|Cooperative Classification||B60T8/1708, B60T7/20, B60T13/74, B60T8/246, B60T8/248, B60T13/66, B60T2230/06|
|European Classification||B60T8/24G, B60T8/24F, B60T13/74, B60T8/17P9, B60T7/20, B60T13/66|
|Sep 24, 2007||REMI||Maintenance fee reminder mailed|
|Mar 16, 2008||REIN||Reinstatement after maintenance fee payment confirmed|
|May 6, 2008||FP||Expired due to failure to pay maintenance fee|
Effective date: 20080316
|Mar 15, 2010||PRDP||Patent reinstated due to the acceptance of a late maintenance fee|
Effective date: 20100316
|Mar 16, 2010||SULP||Surcharge for late payment|
|Mar 16, 2010||FPAY||Fee payment|
Year of fee payment: 4
|Oct 31, 2011||REMI||Maintenance fee reminder mailed|
|Mar 16, 2012||SULP||Surcharge for late payment|
Year of fee payment: 7
|Mar 16, 2012||FPAY||Fee payment|

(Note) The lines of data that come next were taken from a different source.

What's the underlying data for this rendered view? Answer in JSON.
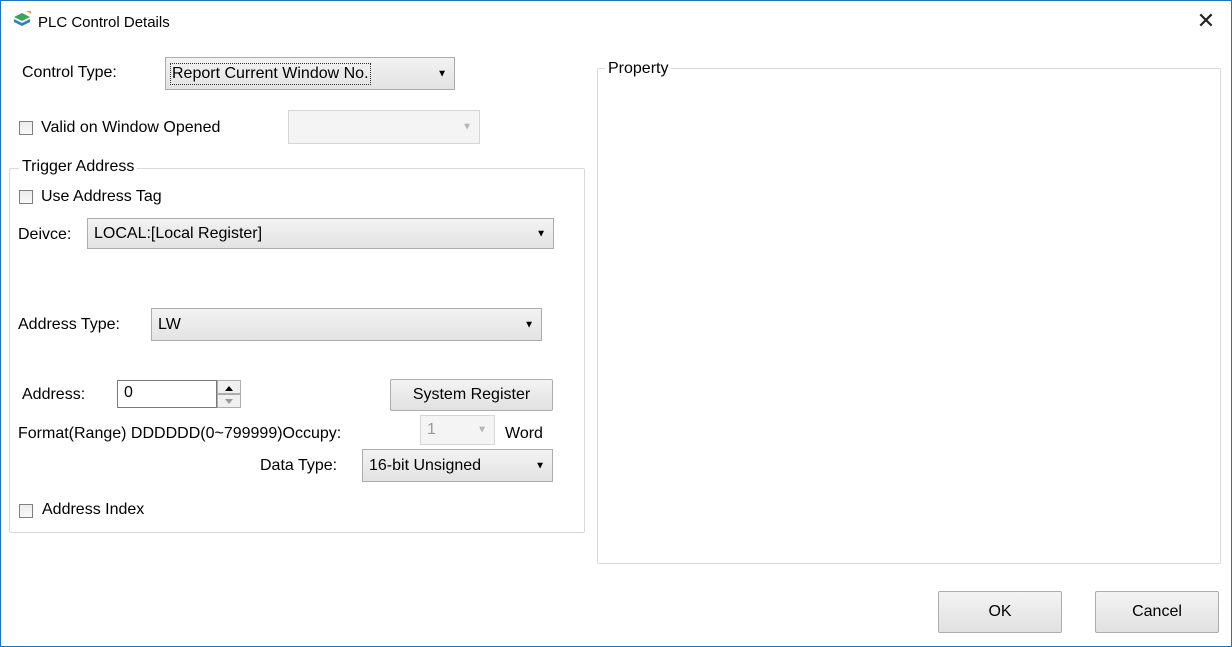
{
  "window": {
    "title": "PLC Control Details",
    "app_icon": "app-icon",
    "close_glyph": "✕"
  },
  "control_type": {
    "label": "Control Type:",
    "value": "Report Current Window No."
  },
  "valid_on_window_opened": {
    "label": "Valid on Window Opened",
    "checked": false,
    "combo_value": ""
  },
  "trigger_address": {
    "legend": "Trigger Address",
    "use_address_tag": {
      "label": "Use Address Tag",
      "checked": false
    },
    "device": {
      "label": "Deivce:",
      "value": "LOCAL:[Local Register]"
    },
    "address_type": {
      "label": "Address Type:",
      "value": "LW"
    },
    "address": {
      "label": "Address:",
      "value": "0"
    },
    "system_register_button": "System Register",
    "format_range": "Format(Range) DDDDDD(0~799999)Occupy:",
    "occupy": {
      "value": "1",
      "unit": "Word"
    },
    "data_type": {
      "label": "Data Type:",
      "value": "16-bit Unsigned"
    },
    "address_index": {
      "label": "Address Index",
      "checked": false
    }
  },
  "property": {
    "legend": "Property"
  },
  "buttons": {
    "ok": "OK",
    "cancel": "Cancel"
  },
  "colors": {
    "window_border": "#1e73be",
    "groupbox_border": "#d9d9d9",
    "button_border": "#adadad"
  }
}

Year of fee payment: 8
|Oct 23, 2015||REMI||Maintenance fee reminder mailed|
|Mar 16, 2016||LAPS||Lapse for failure to pay maintenance fees|
|May 3, 2016||FP||Expired due to failure to pay maintenance fee|
Effective date: 20160316